**REQUIRED ACTION**
Although the entries contain pictures, the copy should hold only their exact text.

**EXERCISE MATERIAL**
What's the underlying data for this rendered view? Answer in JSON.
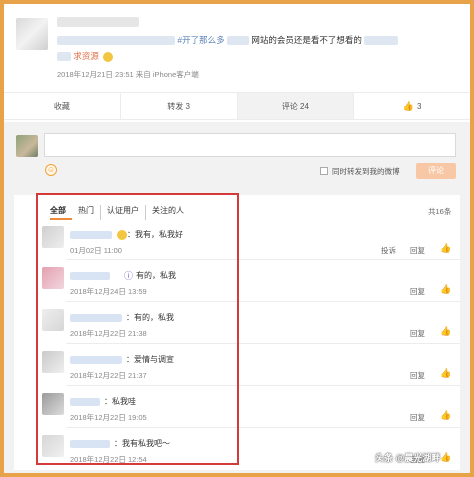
{
  "post": {
    "text_suffix": "#开了那么多",
    "text_suffix2": "网站的会员还是看不了想看的",
    "request_link": "求资源",
    "meta": "2018年12月21日 23:51 来自 iPhone客户端"
  },
  "actions": {
    "favorite": "收藏",
    "repost": "转发 3",
    "comment": "评论 24",
    "like": "3"
  },
  "composer": {
    "repost_label": "同时转发到我的微博",
    "submit_label": "评论"
  },
  "comments_header": {
    "tabs": [
      "全部",
      "热门",
      "认证用户",
      "关注的人"
    ],
    "total": "共16条"
  },
  "comments": [
    {
      "text": "：我有，私我好",
      "time": "01月02日 11:00",
      "report": "投诉",
      "reply": "回复"
    },
    {
      "text": "有的，私我",
      "time": "2018年12月24日 13:59",
      "reply": "回复"
    },
    {
      "text": "：有的，私我",
      "time": "2018年12月22日 21:38",
      "reply": "回复"
    },
    {
      "text": "：爱情与调宣",
      "time": "2018年12月22日 21:37",
      "reply": "回复"
    },
    {
      "text": "：私我哇",
      "time": "2018年12月22日 19:05",
      "reply": "回复"
    },
    {
      "text": "：我有私我吧～",
      "time": "2018年12月22日 12:54",
      "reply": "回复"
    }
  ],
  "watermark": "头条 @晨光湖畔",
  "colors": {
    "highlight": "#d43a3a",
    "border": "#e8a24a",
    "link": "#5a82b8",
    "submit_bg": "#f8c8a6"
  }
}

**PROBLEM SOLUTION**
What's the underlying data for this rendered view? Answer in JSON.
{
  "post": {
    "text_suffix": "#开了那么多",
    "text_suffix2": "网站的会员还是看不了想看的",
    "request_link": "求资源",
    "meta": "2018年12月21日 23:51 来自 iPhone客户端"
  },
  "actions": {
    "favorite": "收藏",
    "repost": "转发 3",
    "comment": "评论 24",
    "like": "3"
  },
  "composer": {
    "repost_label": "同时转发到我的微博",
    "submit_label": "评论"
  },
  "comments_header": {
    "tabs": [
      "全部",
      "热门",
      "认证用户",
      "关注的人"
    ],
    "total": "共16条"
  },
  "comments": [
    {
      "text": "：我有，私我好",
      "time": "01月02日 11:00",
      "report": "投诉",
      "reply": "回复"
    },
    {
      "text": "有的，私我",
      "time": "2018年12月24日 13:59",
      "reply": "回复"
    },
    {
      "text": "：有的，私我",
      "time": "2018年12月22日 21:38",
      "reply": "回复"
    },
    {
      "text": "：爱情与调宣",
      "time": "2018年12月22日 21:37",
      "reply": "回复"
    },
    {
      "text": "：私我哇",
      "time": "2018年12月22日 19:05",
      "reply": "回复"
    },
    {
      "text": "：我有私我吧～",
      "time": "2018年12月22日 12:54",
      "reply": "回复"
    }
  ],
  "watermark": "头条 @晨光湖畔",
  "colors": {
    "highlight": "#d43a3a",
    "border": "#e8a24a",
    "link": "#5a82b8",
    "submit_bg": "#f8c8a6"
  }
}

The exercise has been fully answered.